I washed the tub.
I ran the water and added the lavender and vanilla bubble bath, and a few drops of peppermint essence.
The hot water ran out less than a quarter filled.
So, I waited.
Studied for an upcoming test, and got a little blue.
Maybe the hot water has come back.
So I gave it another go.
More bubbles, more mint, and a smidgen of epsom salts.
I disrobed and dipped one foot gingerly into the hot water.
Good to go.
All the way in.
I scratch my legs and my ankles. It’s always the first thing I do in a bath. I’m not sure why.
My thoughts flickered one after another, never pausing to let me see things clearly.
I decided to try a solo guided meditation. Maybe this environment is more conducive than a hard-backed office chair.
I started at my toes and gave them a little wiggle.
I concentrated on that sensation. What was I feeling?
A slight throbbing in my heels where they rested against the tub’s edge.
My mind moved upwards.
The water’s edge hit me at mid-calf and the foamy bubbles clung to my skin another three inches (or so).
A prickling on my knees where the soapy water was drying out gave way to more foaminess as I started down the other side.
I get distracted by an itchiness attacking my hairline.
Tiny bubbles are crackling around my head. I listen.
My face peeks out above the water and bubbles wrap around my head.
Knees bent, I place my feet flat on the tub’s bottom, my hands under my bottom.
Now I am steady, and I can hear with my ears just below the water.
My fingers thrum from the steady pressure of my weight.
I hear it.
A pulse pounds in my ears. I feel it in my chest. I see it where my tummy protrudes from the water.
I am annoyed at this tiny apartment bathtub seemingly meant for children.
My breath interrupts the pulsing calm. It sounds alien together. How strange, because breathing and blood circulation happens together all the time.
I hold my breath.
The sound merges into a more foreign one as my breath involuntarily spills out in tiny puffs.
I feel my chest rise, and my lungs expand.
I feel the blood rushing in my ears.
It rivals an ocean’s roar.
I’ve had enough.
I flip over to my belly.
I blow holes in the sheet of bubbles and a chunk flies into the wall beside me.
It fills me with a strange unexpected happiness.
My breasts are effortlessly suspended in the water.
My hair floats just under the water’s surface. I see one or two floating away from me.
I’ll get them later.
I feel the weight of my hair. Three times heavier with the filmy, soapy bubbles.
I hope there’s enough warmth left in the water heater to rinse it well enough.
I turn on my back again and flick my ears to hear the twang.
I scratch a spot on my scalp.
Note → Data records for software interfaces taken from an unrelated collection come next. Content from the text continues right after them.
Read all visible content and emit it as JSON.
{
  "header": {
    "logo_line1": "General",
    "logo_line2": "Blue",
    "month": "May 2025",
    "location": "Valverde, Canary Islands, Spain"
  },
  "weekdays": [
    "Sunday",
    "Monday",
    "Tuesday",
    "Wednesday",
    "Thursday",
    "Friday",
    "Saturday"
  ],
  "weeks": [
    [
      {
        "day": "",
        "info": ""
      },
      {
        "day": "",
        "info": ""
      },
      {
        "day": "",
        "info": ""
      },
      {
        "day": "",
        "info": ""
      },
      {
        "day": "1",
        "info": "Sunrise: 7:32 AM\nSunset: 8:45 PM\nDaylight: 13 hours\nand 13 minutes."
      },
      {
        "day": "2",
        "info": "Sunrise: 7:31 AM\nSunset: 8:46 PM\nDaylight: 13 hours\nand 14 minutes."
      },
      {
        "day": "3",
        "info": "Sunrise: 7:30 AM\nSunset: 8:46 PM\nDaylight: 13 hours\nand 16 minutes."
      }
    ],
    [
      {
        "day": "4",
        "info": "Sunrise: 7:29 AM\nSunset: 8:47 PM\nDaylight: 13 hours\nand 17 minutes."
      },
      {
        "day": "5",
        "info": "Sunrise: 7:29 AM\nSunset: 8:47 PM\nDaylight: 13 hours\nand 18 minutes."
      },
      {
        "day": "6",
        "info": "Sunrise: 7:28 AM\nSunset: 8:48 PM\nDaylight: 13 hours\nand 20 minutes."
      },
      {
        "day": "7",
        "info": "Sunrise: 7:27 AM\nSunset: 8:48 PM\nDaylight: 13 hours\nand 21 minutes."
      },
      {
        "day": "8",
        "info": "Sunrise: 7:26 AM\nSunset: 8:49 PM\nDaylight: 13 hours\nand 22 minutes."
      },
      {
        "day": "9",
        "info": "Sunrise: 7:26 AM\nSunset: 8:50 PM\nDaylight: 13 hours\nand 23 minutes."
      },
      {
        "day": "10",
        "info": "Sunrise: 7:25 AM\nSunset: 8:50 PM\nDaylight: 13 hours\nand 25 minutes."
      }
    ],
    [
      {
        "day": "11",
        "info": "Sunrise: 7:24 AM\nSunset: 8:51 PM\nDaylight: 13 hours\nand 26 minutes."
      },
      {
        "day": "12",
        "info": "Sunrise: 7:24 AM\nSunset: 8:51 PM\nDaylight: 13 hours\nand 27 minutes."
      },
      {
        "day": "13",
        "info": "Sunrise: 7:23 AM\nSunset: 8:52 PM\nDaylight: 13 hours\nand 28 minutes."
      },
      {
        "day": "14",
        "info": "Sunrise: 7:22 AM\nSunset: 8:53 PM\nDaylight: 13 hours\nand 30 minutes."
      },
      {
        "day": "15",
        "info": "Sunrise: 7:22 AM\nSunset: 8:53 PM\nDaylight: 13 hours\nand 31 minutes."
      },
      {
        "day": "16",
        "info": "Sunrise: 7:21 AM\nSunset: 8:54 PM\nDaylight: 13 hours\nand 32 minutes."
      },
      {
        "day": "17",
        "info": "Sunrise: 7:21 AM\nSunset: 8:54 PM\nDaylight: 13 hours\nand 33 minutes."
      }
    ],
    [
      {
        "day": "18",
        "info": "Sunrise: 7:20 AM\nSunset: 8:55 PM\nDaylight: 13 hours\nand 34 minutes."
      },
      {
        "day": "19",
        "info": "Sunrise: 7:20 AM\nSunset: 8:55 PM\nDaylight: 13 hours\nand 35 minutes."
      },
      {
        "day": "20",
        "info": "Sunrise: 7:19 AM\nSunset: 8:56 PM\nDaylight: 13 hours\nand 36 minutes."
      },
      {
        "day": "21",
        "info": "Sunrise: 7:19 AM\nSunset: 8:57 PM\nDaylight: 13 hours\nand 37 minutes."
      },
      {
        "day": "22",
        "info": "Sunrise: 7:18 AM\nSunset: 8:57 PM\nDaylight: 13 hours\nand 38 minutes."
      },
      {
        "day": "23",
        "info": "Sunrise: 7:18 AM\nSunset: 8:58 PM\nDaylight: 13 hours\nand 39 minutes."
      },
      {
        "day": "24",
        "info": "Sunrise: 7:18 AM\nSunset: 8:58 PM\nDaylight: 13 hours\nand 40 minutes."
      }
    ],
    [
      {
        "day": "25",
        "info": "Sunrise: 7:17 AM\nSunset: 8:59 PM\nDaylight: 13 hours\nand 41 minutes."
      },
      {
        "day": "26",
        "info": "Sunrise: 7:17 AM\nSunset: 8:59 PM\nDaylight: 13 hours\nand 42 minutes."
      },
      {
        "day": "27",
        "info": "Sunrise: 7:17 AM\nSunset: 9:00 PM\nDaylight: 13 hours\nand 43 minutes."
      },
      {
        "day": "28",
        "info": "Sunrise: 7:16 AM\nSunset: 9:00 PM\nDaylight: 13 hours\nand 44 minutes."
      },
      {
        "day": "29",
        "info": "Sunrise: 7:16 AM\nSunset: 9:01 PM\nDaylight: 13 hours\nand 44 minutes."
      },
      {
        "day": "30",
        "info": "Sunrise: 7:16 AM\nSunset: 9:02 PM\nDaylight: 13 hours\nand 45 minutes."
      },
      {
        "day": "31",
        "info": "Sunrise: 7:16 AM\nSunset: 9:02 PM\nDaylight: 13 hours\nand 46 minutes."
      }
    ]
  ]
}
It feels good.
I, very rapidly, scratch around my scalp.
I like the sound it makes underwater.
I hear the downstairs neighbour puttering around, running water and opening doors.
Doors to what, I can’t be sure.
It’s time to get out. I’m wrinkled.
I pull the plug and scratch the soles of my feet vigorously.
Epsom salts always make me so itchy. And thirsty, I’m so thirsty!
The water drains from around me.
I stand up and pull the shower curtain closed.
It’s so loud. Is it always this loud?
I run the faucet again, I pull the knob to switch it to shower mode.
The water is not very warm, but I start to rinse my hair anyway.
I decide to brave some conditioner. Bubble bath, peppermint essence, and salts are very drying for the hair.
It’s so chilly. I am chilled.
A warm robe awaits.
I am dry.
I am wrinkly.
I am squeaky.